My mother was a continual source of wisdom and great advice... she taught me that there is always a way around a problem-you've just got to find it. Keep trying doors; one will eventually open. She also taught me to accept failure as part and parcel of life. It's not the opposite of success; it's an integral part of success. I talk a lot about learning to become fearless in your approach to life. But fearlessness is not the absence of fear. It's the mastery of fear. It's all about getting up one more time than you fall down.
I may enter a zone of transcendence, in which I marvel at all the accidents of fate, since the beginning of life on earth, that led to my genes being created and my standing in this particular garden in a contemplative and imagining mind. I’ve been reading recently how reflection evolved. what a fascinating solution to the rigors of survival…how amazing that a few basic ingredients- the same ones that form the mountains, plants, and rivers- when arranged differently and stressed could result in us. More and more of late, I find myself standing outside of life, with a sense of the human saga laid out before me. it is a private vision, balanced between youth and old age, a vision in which I understand how caught up in striving we humans get, and a little of why, and how difficult it is even to recognize, since it feels integral to our nature and is. but I find it interesting that, according to many religions, life and begins and ends in a garden.
Ivanov's fear was of a literary nature. That is, it was the fear that afflicts most citizens who, one fine (or dark) day, choose to make the practice of writing, and especially the practice of fiction writing, an integral part of their lives. Fear of being no good. Also fear of being overlooked. But above all, fear of being no good. Fear that one's efforts and striving will come to nothing. Fear of the step that leaves no trace. Fear of the forces of chance and nature that wipe away shallow prints. Fear of dining alone and unnoticed. Fear of going unrecognized. Fear of failure and making a spectacle of oneself. But above all, fear of being no good. Fear of forever dwelling in the hell of bad writers.

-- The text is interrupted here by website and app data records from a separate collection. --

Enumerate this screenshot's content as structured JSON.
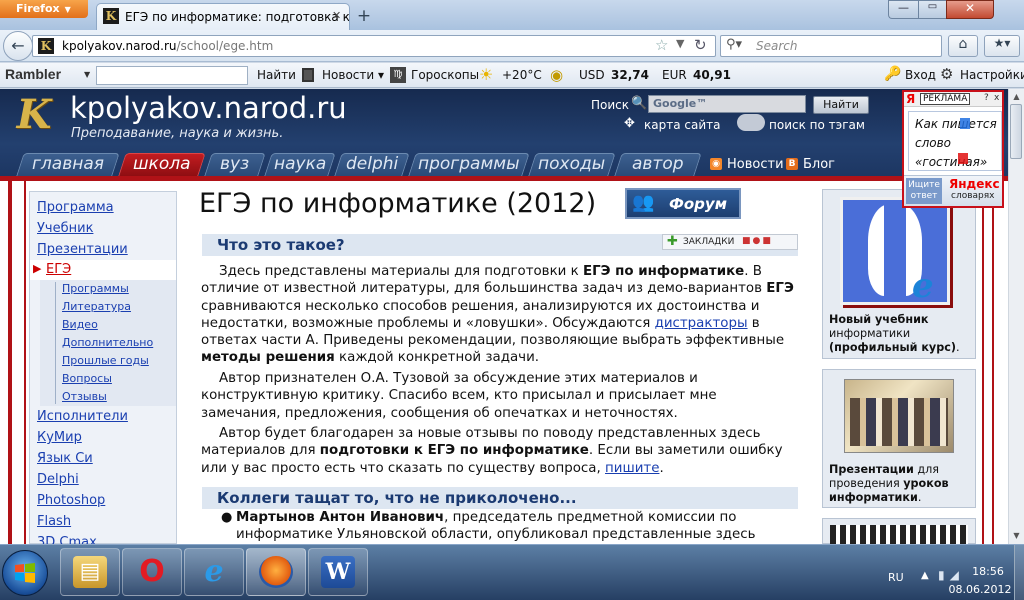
{
  "browser": {
    "firefox_label": "Firefox",
    "tab_title": "ЕГЭ по информатике: подготовка к ЕГЭ...",
    "url_domain": "kpolyakov.narod.ru",
    "url_path": "/school/ege.htm",
    "search_placeholder": "Search"
  },
  "rambler": {
    "logo": "Rambler",
    "find": "Найти",
    "news": "Новости",
    "horoscope": "Гороскопы",
    "temp": "+20°C",
    "usd_label": "USD",
    "usd_value": "32,74",
    "eur_label": "EUR",
    "eur_value": "40,91",
    "login": "Вход",
    "settings": "Настройки"
  },
  "header": {
    "logo_letter": "K",
    "site_title": "kpolyakov.narod.ru",
    "subtitle": "Преподавание, наука и жизнь.",
    "search_label": "Поиск",
    "search_input": "Google™",
    "search_button": "Найти",
    "sitemap": "карта сайта",
    "tag_search": "поиск по тэгам",
    "nav_tabs": [
      "главная",
      "школа",
      "вуз",
      "наука",
      "delphi",
      "программы",
      "походы",
      "автор"
    ],
    "rss_label": "Новости",
    "blog_label": "Блог"
  },
  "sidebar": {
    "top_items": [
      "Программа",
      "Учебник",
      "Презентации"
    ],
    "active_item": "ЕГЭ",
    "sub_items": [
      "Программы",
      "Литература",
      "Видео",
      "Дополнительно",
      "Прошлые годы",
      "Вопросы",
      "Отзывы"
    ],
    "bottom_items": [
      "Исполнители",
      "КуМир",
      "Язык Си",
      "Delphi",
      "Photoshop",
      "Flash",
      "3D Cmax"
    ]
  },
  "main": {
    "title": "ЕГЭ по информатике (2012)",
    "forum_button": "Форум",
    "bookmarks_label": "ЗАКЛАДКИ",
    "section1": "Что это такое?",
    "p1": {
      "a": "Здесь представлены материалы для подготовки к ",
      "b1": "ЕГЭ по информатике",
      "c": ". В отличие от известной литературы, для большинства задач из демо-вариантов ",
      "b2": "ЕГЭ",
      "d": " сравниваются несколько способов решения, анализируются их достоинства и недостатки, возможные проблемы и «ловушки». Обсуждаются ",
      "link": "дистракторы",
      "e": " в ответах части А. Приведены рекомендации, позволяющие выбрать эффективные ",
      "b3": "методы решения",
      "f": " каждой конкретной задачи."
    },
    "p2": "Автор признателен О.А. Тузовой за обсуждение этих материалов и конструктивную критику. Спасибо всем, кто присылал и присылает мне замечания, предложения, сообщения об опечатках и неточностях.",
    "p3": {
      "a": "Автор будет благодарен за новые отзывы по поводу представленных здесь материалов для ",
      "b": "подготовки к ЕГЭ по информатике",
      "c": ". Если вы заметили ошибку или у вас просто есть что сказать по существу вопроса, ",
      "link": "пишите",
      "d": "."
    },
    "section2": "Коллеги тащат то, что не приколочено...",
    "bullet_name": "Мартынов Антон Иванович",
    "bullet_text": ", председатель предметной комиссии по информатике Ульяновской области, опубликовал представленные здесь"
  },
  "right": {
    "box1_cap_a": "Новый учебник",
    "box1_cap_b": "информатики",
    "box1_cap_c": "(профильный курс)",
    "box1_cap_d": ".",
    "box2_cap_a": "Презентации",
    "box2_cap_b": " для проведения ",
    "box2_cap_c": "уроков информатики",
    "box2_cap_d": "."
  },
  "yandex": {
    "ya": "Я",
    "ad_label": "РЕКЛАМА",
    "q": "?",
    "x": "x",
    "line1": "Как пишется",
    "line2": "слово",
    "line3": "«гостиная»",
    "search_btn": "Ищите ответ",
    "brand": "Яндекс",
    "brand_sub": "словарях"
  },
  "taskbar": {
    "lang": "RU",
    "time": "18:56",
    "date": "08.06.2012"
  },
  "colors": {
    "header_bg": "#1c3560",
    "accent_red": "#b01217",
    "link": "#1a3fb0",
    "section_head": "#1b3a72"
  }
}
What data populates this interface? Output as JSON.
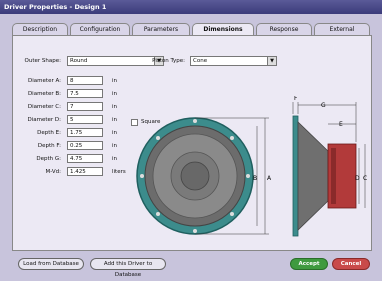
{
  "window": {
    "title": "Driver Properties - Design 1"
  },
  "tabs": [
    {
      "label": "Description"
    },
    {
      "label": "Configuration"
    },
    {
      "label": "Parameters"
    },
    {
      "label": "Dimensions"
    },
    {
      "label": "Response"
    },
    {
      "label": "External"
    }
  ],
  "form": {
    "outer_shape": {
      "label": "Outer Shape:",
      "value": "Round"
    },
    "piston_type": {
      "label": "Piston Type:",
      "value": "Cone"
    },
    "diameter_a": {
      "label": "Diameter A:",
      "value": "8",
      "unit": "in"
    },
    "diameter_b": {
      "label": "Diameter B:",
      "value": "7.5",
      "unit": "in"
    },
    "diameter_c": {
      "label": "Diameter C:",
      "value": "7",
      "unit": "in"
    },
    "diameter_d": {
      "label": "Diameter D:",
      "value": "5",
      "unit": "in"
    },
    "depth_e": {
      "label": "Depth E:",
      "value": "1.75",
      "unit": "in"
    },
    "depth_f": {
      "label": "Depth F:",
      "value": "0.25",
      "unit": "in"
    },
    "depth_g": {
      "label": "Depth G:",
      "value": "4.75",
      "unit": "in"
    },
    "mvd": {
      "label": "M-Vd:",
      "value": "1.425",
      "unit": "liters"
    },
    "square": {
      "label": "Square"
    }
  },
  "diagram": {
    "letters": [
      "A",
      "B",
      "C",
      "D",
      "E",
      "F",
      "G"
    ]
  },
  "buttons": {
    "load": "Load from Database",
    "add": "Add this Driver to Database",
    "accept": "Accept",
    "cancel": "Cancel"
  }
}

In a culture that is becoming ever more story-stupid, in which a representative of the Coca-Cola company can, with a straight face, pronounce, as he donates a collection of archival Coca-Cola commercials to the Library of Congress, that 'Coca-Cola has become an integral part of people's lives by helping to tell these stories,' it is perhaps not surprising that people have trouble teaching and receiving a novel as complex and flawed as Huck Finn, but it is even more urgent that we learn to look passionately and technically at stories, if only to protect ourselves from the false and manipulative ones being circulated among us.